Blessed Tragedy - By Hb Heinzer
The day I graduated high school was the day I was paroled. After an eighteen year sentence, the “princess prison” I was born into could no longer hold me. As the only daughter born after three sons, Mom dressed me in pink from birth and enrolled me in ballet as soon as I turned three. Lucky for me, my father drew the line when she started talking about beauty pageants.
In high school, I was on my school's dance team. Okay, so we were cheerleaders who performed dance routines during the winter season but confessing to the lowest point in my adolescent existence makes me want to vomit in my mouth just a bit. I wasn't thrilled by the idea but mom thought it would keep me out of trouble. She doesn't need to know how flawed that plan was. Let's just say encouraging your daughter to jump around in a skirt that barely covers her nether regions is never the way to keep her pure.
Madeline Grace Neumann died graduation night when I climbed into my 1977 Chevy Malibu determined to live my life on my own terms. I wasn't looking forward to resurrecting her as we drove down the Interstate. By the time we pulled off at Lexington, Rain Maxwell would be shoved in a box and the pretty, polished Maddie Neumann would walk off the bus I've called home for the past five months.
"Come on, Rain," Colton urged, "We all know you're one of the toughest bitches out here; but we want to be there for you."
I'd been having this fight with all of my band mates since I got the phone call. Mom's cancer had been worse than they thought. It turned out three to six months was an optimistic prognosis. Within a month, she was gone. She was gone and I wasn't there for her.
"Absolutely not," I snapped narrowing my eyes. "Trust me when I say it's the last place you guys want to be. Think I'm kidding? Take a good look at me when I walk off this bus."
Colton's thick arm wrapped around me, drawing me closer to him. "You shouldn't have to do this alone. You don't have to do this alone," he whispered. "When was the last time you went home?"

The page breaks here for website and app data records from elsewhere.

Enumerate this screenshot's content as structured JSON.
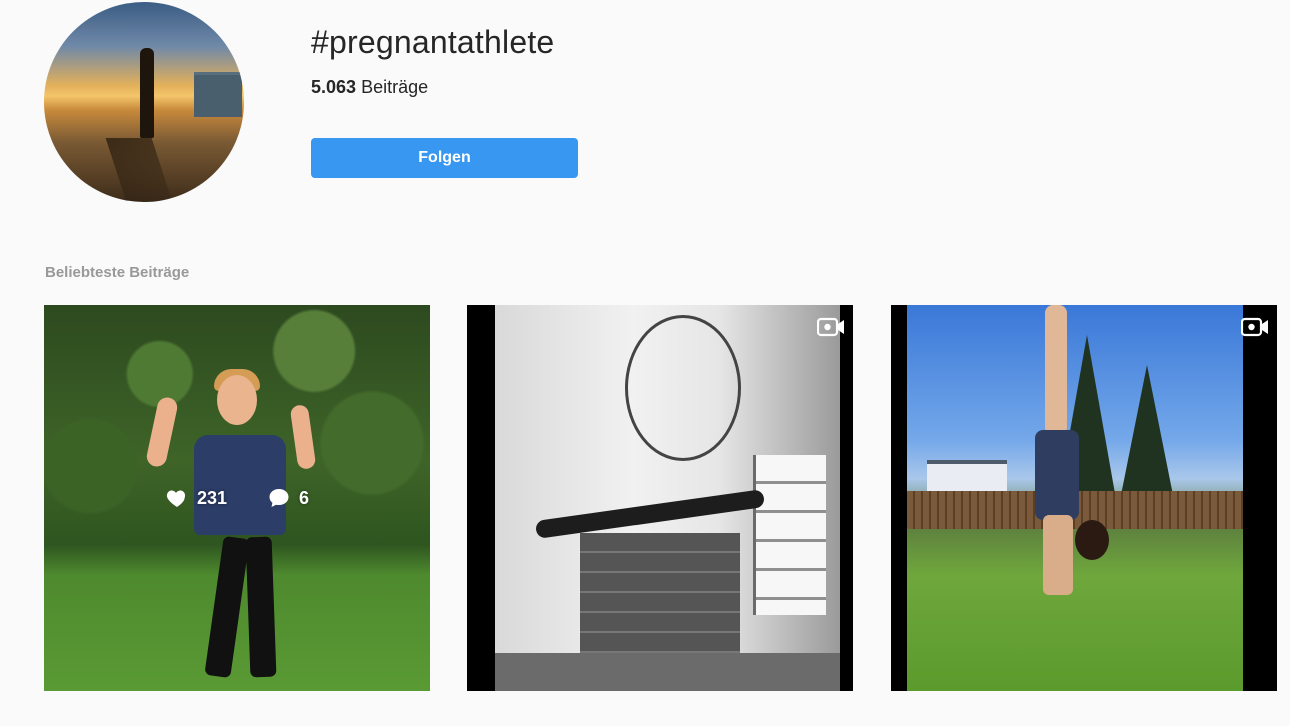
{
  "header": {
    "hashtag": "#pregnantathlete",
    "post_count_number": "5.063",
    "post_count_label": "Beiträge",
    "follow_button": "Folgen"
  },
  "top_posts": {
    "section_label": "Beliebteste Beiträge",
    "posts": [
      {
        "likes": "231",
        "comments": "6",
        "is_video": false,
        "hovered": true
      },
      {
        "is_video": true
      },
      {
        "is_video": true
      }
    ]
  },
  "colors": {
    "background": "#fafafa",
    "follow_button": "#3897f0",
    "section_label": "#999999",
    "text": "#262626"
  },
  "icons": {
    "likes": "heart-icon",
    "comments": "comment-bubble-icon",
    "video": "video-camera-icon"
  }
}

It killed me to think about the last time I'd seen my mother alive. I had been home once, about a year after graduation. I hadn't hooked up with the band yet, but I had already transformed myself into Rain Maxwell. When I walked in the front door of my parents' golf course community home, she cried. She actually cried when she looked at me. And they weren't tears of joy.
My naturally sandy blond hair had been dyed deep red, styled with blunt bangs and big curls to the middle of my back. My brown eyes were a brilliant emerald thanks to the magic of colored contacts. While she didn't understand those changes, I think it was the lip ring, my first three tats, and the patent leather knee-high combat boots that caused her breakdown.
I've spent the past five years avoiding home, unwilling to hide who I was and unprepared for a hysterical encore from my mom. Sure, there were times I missed my family but they didn't understand me any more than I understood them. The guys in the band have been my family since shortly after that trip and that's good enough.
"I haven't been home since before Trav asked me to join you guys," I answered. Having said it out loud, I curled my knees to my chest and began to sob. "She…the last time…my family didn't approve of my life after I left home. Please, Colton," I begged, "It's not that I don't want you guys there. You just can't be there."
The gentle sway of the bus cruising down the highway lulled me to sleep in the kitchen area of our home away from home. Colton never left my side. He pulled my head to his shoulder gently rubbing my arm as I slept. It was the first time I had let my guard down since my oldest brother, Matt, called me with the news.
"Hey, man," Travis whispered. I felt him bump into the table as he slid onto the bench across from us. I could hear everything going on around me but exhaustion forbade me from opening my eyes. "Make any progress tonight?"
Colton shook his head, "No, she's still being stubborn."
I heard the crack of a beer can being opened